If we were having coffee, I’d be gushing over poet Adam O’Riordan, reading his words aloud. He opens In the Flesh with a page-long poem called, simply, “Manchester”.
Manchester (in recovery from a terror attack) is the city of his birth.
In the Flesh is his first collection of poems, a winner of a Somerset Maugham Award. Adam O’Riordan ~ imaginative, emotive. The world being as it is, you will do well to seek him out. Can I pick up a copy for you?
His next book, A Herring Famine, will be published in 2017 along with his debut book of stories, The Burning Ground.
I wonder if he is sporting this tattoo. Would you be, if you were a Mancunian?
O’Riordon happens to be a Manchester native son. And nearly as famous as the bee, the enduring symbol of Manchester’s hard workers. I read that in the 1800s, the city was awash with textile mills that were commonly described as ‘hives of activity’ and the workers inside them compared to bees.
The bee is everywhere in Manchester – on the clock face of the Palace Hotel, the mosaic flooring at Manchester Town Hall, and even above the arches of Links of London.
The beehive has long been one of the main symbols of the Cooperative Movement, representing working together for the good of the whole. I love that concept, don’t you?
I discovered that the folks at Bombas are big fans of bees too. Their whole hive works together to pollinate the world. When you buy a pair of socks, they donate a pair. Isn’t that just a honey of an idea? BTW, My socks just arrived and they are epic.
What are you waiting for? You, too, can have a shpadoinkle day!
“The word Bombas is derived from the Latin word for bumblebee. Bees work together to make the hive a better place. We like that. When we say Bee Better, we mean it as a mantra, a way of approaching every day. It’s stitched into the inside of every pair of Bombas for a reason. It’s a reminder that these socks are engineered and designed with thought to bee better. A reminder that you helped someone in need with your purchase. And a reminder that we’re all connected and little improvements can add up to make a big difference.”

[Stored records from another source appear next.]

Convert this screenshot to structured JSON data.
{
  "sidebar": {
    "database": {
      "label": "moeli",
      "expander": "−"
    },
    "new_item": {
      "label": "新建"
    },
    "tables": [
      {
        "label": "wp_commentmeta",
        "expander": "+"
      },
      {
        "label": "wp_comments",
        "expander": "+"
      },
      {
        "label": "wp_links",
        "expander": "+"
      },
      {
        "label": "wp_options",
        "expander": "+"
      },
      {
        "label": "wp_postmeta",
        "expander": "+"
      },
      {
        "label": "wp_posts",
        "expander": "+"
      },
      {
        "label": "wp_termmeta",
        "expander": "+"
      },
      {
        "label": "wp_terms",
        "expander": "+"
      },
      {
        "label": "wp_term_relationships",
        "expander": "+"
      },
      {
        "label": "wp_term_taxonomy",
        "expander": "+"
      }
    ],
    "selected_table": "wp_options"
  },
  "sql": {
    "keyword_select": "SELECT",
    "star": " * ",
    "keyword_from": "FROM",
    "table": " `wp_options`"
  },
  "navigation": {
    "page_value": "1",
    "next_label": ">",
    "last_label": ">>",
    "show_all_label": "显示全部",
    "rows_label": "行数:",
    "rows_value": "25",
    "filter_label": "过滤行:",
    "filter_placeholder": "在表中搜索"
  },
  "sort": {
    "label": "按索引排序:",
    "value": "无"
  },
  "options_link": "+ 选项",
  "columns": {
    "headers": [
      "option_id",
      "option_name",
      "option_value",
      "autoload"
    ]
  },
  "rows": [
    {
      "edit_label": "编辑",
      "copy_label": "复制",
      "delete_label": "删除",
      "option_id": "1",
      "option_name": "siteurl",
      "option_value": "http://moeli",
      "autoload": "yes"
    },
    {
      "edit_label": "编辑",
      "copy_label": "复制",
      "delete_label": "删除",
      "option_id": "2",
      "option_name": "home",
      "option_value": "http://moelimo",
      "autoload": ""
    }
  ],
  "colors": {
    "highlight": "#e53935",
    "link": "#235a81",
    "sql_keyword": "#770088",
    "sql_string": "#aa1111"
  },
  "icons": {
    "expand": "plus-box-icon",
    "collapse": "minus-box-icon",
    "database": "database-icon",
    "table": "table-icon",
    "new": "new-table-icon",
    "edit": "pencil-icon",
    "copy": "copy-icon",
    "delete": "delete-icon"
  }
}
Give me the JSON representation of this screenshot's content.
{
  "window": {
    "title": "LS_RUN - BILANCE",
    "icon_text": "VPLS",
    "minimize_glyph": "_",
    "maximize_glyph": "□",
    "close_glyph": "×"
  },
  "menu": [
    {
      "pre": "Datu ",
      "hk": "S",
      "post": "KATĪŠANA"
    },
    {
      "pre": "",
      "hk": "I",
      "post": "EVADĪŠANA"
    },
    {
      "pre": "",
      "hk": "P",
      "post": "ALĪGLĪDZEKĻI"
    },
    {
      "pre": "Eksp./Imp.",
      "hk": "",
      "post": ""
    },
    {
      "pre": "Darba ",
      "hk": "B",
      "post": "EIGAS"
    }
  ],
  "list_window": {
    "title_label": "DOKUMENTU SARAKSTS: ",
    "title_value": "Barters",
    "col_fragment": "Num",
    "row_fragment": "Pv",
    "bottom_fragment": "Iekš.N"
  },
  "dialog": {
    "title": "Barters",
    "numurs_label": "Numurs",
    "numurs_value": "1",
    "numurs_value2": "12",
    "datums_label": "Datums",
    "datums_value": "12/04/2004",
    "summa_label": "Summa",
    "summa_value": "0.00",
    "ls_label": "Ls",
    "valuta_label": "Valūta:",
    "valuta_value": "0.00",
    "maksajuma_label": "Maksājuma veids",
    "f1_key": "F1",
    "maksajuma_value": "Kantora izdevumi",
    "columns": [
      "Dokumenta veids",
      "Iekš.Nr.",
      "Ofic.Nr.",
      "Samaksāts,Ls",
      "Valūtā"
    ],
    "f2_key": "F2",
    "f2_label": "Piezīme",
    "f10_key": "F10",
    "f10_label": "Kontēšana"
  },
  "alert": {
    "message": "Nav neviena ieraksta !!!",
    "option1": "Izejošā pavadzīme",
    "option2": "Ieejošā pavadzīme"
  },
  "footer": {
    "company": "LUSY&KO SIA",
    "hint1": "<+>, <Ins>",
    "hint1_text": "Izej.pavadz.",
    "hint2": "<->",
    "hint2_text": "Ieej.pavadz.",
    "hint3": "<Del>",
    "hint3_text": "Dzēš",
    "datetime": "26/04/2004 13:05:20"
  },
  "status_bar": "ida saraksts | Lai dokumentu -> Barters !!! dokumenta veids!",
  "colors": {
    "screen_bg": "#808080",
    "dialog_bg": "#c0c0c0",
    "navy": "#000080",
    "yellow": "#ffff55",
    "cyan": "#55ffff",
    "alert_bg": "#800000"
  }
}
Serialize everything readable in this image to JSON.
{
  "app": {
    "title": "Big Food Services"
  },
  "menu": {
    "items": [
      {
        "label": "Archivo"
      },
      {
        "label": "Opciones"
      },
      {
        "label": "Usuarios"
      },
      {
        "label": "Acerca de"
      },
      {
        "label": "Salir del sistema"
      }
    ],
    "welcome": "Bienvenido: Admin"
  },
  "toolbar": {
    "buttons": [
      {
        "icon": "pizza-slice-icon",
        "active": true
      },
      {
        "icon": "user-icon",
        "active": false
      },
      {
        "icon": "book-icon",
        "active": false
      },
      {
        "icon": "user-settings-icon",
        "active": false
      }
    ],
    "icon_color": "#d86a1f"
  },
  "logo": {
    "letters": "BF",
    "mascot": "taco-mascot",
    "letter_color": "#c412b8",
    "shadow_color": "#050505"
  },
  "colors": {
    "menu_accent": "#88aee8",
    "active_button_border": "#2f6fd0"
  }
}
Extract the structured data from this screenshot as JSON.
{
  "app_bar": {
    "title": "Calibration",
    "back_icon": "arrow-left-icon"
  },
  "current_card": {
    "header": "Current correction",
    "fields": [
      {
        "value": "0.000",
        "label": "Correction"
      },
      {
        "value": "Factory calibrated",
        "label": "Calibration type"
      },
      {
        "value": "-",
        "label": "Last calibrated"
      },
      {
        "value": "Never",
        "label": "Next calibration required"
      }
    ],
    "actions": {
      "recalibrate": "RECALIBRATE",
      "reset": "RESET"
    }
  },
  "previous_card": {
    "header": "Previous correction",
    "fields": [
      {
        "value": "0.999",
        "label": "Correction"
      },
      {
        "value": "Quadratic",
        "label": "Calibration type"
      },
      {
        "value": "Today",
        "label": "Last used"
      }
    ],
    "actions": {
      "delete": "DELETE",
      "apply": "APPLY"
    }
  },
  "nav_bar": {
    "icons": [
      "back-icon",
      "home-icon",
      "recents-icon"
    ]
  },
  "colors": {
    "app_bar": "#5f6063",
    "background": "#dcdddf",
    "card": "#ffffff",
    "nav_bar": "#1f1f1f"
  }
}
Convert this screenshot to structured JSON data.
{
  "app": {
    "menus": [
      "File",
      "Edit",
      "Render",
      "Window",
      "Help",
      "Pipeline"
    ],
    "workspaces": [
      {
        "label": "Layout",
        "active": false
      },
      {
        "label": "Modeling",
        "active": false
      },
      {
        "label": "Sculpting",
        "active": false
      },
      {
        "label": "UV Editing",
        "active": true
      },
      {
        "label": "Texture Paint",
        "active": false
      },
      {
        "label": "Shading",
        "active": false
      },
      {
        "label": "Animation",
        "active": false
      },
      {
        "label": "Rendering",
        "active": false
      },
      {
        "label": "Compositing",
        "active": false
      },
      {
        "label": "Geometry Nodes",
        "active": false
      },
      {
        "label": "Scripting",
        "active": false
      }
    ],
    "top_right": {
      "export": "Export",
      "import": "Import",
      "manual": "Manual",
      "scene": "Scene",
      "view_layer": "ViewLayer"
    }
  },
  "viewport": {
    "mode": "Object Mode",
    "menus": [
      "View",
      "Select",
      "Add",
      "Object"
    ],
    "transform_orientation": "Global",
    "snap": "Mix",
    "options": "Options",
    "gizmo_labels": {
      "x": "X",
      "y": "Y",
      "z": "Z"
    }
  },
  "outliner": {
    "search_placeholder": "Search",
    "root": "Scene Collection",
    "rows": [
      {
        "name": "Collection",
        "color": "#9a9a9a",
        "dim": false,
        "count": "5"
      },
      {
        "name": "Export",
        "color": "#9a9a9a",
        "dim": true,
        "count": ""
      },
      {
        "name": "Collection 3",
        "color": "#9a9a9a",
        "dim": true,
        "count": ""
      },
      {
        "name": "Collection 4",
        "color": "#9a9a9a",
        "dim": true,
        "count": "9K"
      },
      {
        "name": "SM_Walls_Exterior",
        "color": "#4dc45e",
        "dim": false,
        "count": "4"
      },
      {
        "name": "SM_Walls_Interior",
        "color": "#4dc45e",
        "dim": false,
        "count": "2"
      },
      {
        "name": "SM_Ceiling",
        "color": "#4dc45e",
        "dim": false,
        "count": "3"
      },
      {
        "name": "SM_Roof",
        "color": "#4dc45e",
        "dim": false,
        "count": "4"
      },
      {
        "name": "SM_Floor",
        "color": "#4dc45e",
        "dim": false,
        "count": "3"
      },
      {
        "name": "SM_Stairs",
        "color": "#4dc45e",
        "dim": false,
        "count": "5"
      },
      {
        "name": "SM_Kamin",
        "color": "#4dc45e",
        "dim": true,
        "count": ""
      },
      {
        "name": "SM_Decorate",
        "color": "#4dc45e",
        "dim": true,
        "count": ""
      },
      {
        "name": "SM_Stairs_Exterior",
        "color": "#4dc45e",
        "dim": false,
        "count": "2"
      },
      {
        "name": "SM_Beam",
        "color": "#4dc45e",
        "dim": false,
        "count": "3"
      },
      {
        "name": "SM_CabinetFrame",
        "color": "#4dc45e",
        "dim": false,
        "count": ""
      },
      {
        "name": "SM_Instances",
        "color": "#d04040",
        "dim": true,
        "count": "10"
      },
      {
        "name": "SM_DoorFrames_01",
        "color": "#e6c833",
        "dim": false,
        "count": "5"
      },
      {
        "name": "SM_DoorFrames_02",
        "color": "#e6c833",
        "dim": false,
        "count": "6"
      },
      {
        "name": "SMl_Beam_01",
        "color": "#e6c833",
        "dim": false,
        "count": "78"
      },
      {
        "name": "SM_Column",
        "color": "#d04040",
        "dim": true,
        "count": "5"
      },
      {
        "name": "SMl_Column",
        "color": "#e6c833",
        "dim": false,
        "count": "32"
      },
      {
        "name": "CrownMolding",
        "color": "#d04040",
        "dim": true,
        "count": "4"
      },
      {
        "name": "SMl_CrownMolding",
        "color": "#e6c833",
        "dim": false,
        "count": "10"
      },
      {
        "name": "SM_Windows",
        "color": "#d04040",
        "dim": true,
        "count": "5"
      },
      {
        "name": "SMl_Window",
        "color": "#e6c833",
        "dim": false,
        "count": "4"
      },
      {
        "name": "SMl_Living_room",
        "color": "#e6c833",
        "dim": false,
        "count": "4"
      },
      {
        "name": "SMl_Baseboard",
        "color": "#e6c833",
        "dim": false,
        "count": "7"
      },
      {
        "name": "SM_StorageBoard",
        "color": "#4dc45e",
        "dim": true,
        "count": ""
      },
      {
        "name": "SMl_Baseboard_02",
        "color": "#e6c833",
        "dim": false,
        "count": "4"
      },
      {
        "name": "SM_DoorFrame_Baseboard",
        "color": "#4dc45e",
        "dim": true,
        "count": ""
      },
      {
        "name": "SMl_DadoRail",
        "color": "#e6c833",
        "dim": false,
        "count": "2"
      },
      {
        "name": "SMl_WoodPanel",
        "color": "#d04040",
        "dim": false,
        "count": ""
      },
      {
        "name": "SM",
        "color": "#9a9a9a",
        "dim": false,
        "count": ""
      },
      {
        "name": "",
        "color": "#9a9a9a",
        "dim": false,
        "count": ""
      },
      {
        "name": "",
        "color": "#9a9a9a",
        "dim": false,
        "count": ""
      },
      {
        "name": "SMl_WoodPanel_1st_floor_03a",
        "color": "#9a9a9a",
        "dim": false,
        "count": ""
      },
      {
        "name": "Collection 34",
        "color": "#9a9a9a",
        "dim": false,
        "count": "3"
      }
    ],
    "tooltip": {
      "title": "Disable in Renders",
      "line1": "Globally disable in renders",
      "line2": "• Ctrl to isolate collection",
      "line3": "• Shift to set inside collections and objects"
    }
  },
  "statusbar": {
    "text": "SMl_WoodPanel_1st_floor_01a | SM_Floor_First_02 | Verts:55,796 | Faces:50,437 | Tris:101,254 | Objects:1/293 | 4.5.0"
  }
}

I’m so grateful for poetry that heals my soul and socks that cradle my soles. And, of course, bees.